[6] Mesquita, C.C., Ribeiro, J.C. and Moreira, P. (2010) Portuguese Version of the Standardized Nordic Musculoskeletal Questionnaire: Cross Cultural and Reliability. Journal of Public Health, 18, 461-466.
[7] Gomes, V.T.S., Rodrigues, R.O., Gomes, R.N.S., Gomes, M.S., Viana, L.V.M. and Silva, F.S.S. (2020) The Covid-19 Pandemic: Repercussions of Remote Education on Medical Training. Revista Brasileira de Educacao Médica, 44, e114.
[8] Morais, B.X., Dalmolin, G.L., Andolhe, R., Dullius, A.I.S. and Rocha, L.P. (2019) Musculoskeletal Pain in Undergraduate Health Students: Prevalence and Associated Factors. Revista da Escola de Enfermagem da USP, 53, e03444.
[9] Geneen, L.J., Moore, R.A., Clarke, C., Martin, D., Colvin, L.A. and Smith, B.H. (2017) Physical Activity and Exercise for Chronic Pain in Adults: An Overview of Cochrane Reviews. Cochrane Database of Systematic Reviews, 4, CD011279.
[10] Oliveira, M.A.S., Fernandes, R.S.C. and Daher, S.S. (2014) Impact of Exercise on Chronic Pain. Revista Brasileira de Medicina do Esporte, 20, 200-203.
[11] Bailey, D.L., Holden, M.A., Foster, N.E., Quicke, J.G., Haywood, K.L. and Bishop, A. (2020) Defining Adherence to Therapeutic Exercise for Musculoskeletal Pain: A Systematic Review. British Journal of Sports Medicine, 54, 326-331.
[12] Flynn, D.M. (2020) Chronic Musculoskeletal Pain: Nonpharmacologic, Noninvasive Treatments. Am Fam Physician, 102, 465-477.
[13] Booth, J., Moseley, G.L., Schiltenwolf, M., Cashin, A., Davies, M. and Hübscher, M. (2017) Exercise for Chronic Musculoskeletal Pain: A Biopsychosocial Approach. Musculoskeletal Care, 15, 413-421.
[14] Sociedade Brasileira do Estudo da Dor. SBED (2010) Global Year against Muscu- loskeletal Pain Fact Sheets, Exercise in Management of Musculoskeletal Pain.

Copyright © 2022 by authors and Scientific Research Publishing Inc.

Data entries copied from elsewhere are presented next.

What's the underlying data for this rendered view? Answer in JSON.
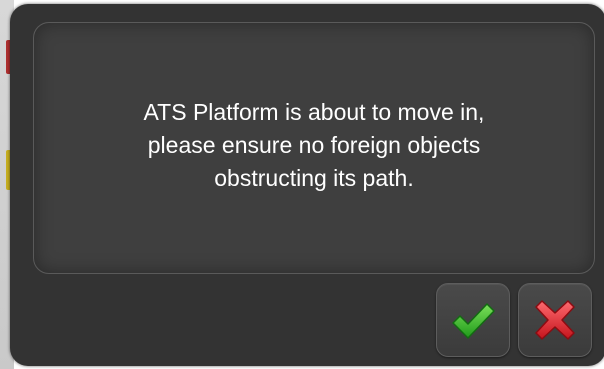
{
  "dialog": {
    "message": "ATS Platform is about to move in,\nplease ensure no foreign objects\nobstructing its path.",
    "confirm_icon": "checkmark-icon",
    "cancel_icon": "x-icon"
  },
  "colors": {
    "dialog_bg": "#333333",
    "panel_bg": "#3f3f3f",
    "text": "#ffffff",
    "confirm": "#3bbf2b",
    "cancel": "#e8323a"
  }
}
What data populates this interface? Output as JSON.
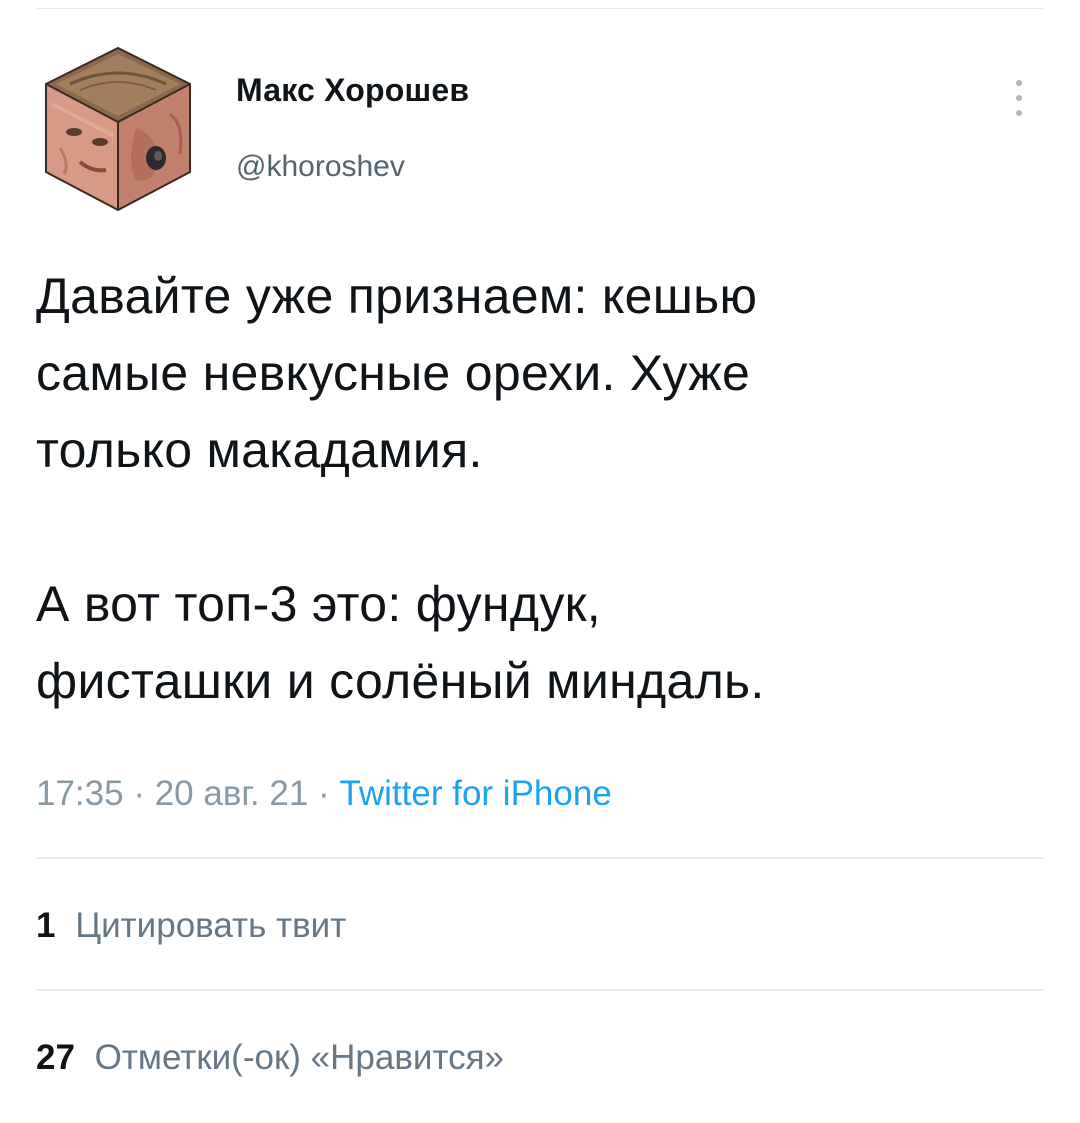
{
  "author": {
    "display_name": "Макс Хорошев",
    "handle": "@khoroshev",
    "avatar_icon": "cube-face-avatar"
  },
  "more_icon": "vertical-dots-icon",
  "tweet": {
    "paragraphs": [
      "Давайте уже признаем: кешью\nсамые невкусные орехи. Хуже\nтолько макадамия.",
      "А вот топ-3 это: фундук,\nфисташки и солёный миндаль."
    ]
  },
  "meta": {
    "time": "17:35",
    "separator": "·",
    "date": "20 авг. 21",
    "source": "Twitter for iPhone"
  },
  "stats": {
    "quotes_count": "1",
    "quotes_label": "Цитировать твит",
    "likes_count": "27",
    "likes_label": "Отметки(-ок) «Нравится»"
  },
  "colors": {
    "text": "#0f1419",
    "secondary": "#8899a6",
    "link": "#1da1f2",
    "divider": "#e6ecf0"
  }
}
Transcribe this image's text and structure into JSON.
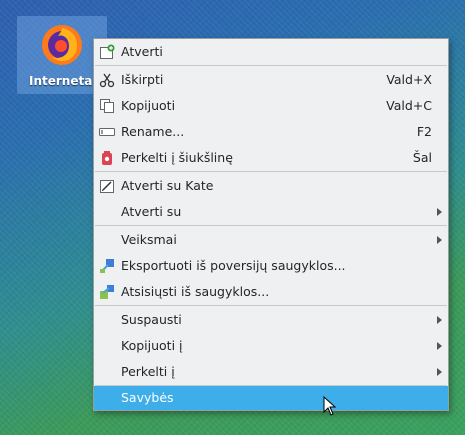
{
  "desktop": {
    "icon_label": "Internetas",
    "icon_name": "firefox-icon"
  },
  "menu": {
    "open": "Atverti",
    "cut": "Iškirpti",
    "cut_shortcut": "Vald+X",
    "copy": "Kopijuoti",
    "copy_shortcut": "Vald+C",
    "rename": "Rename...",
    "rename_shortcut": "F2",
    "trash": "Perkelti į šiukšlinę",
    "trash_shortcut": "Šal",
    "open_kate": "Atverti su Kate",
    "open_with": "Atverti su",
    "actions": "Veiksmai",
    "export": "Eksportuoti iš poversijų saugyklos...",
    "download": "Atsisiųsti iš saugyklos...",
    "compress": "Suspausti",
    "copy_to": "Kopijuoti į",
    "move_to": "Perkelti į",
    "properties": "Savybės"
  },
  "colors": {
    "highlight": "#3daee9",
    "menu_bg": "#eff0f1"
  }
}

Creative Commons License

This work and the related PDF file are licensed under a Creative Commons Attribution 4.0 International License.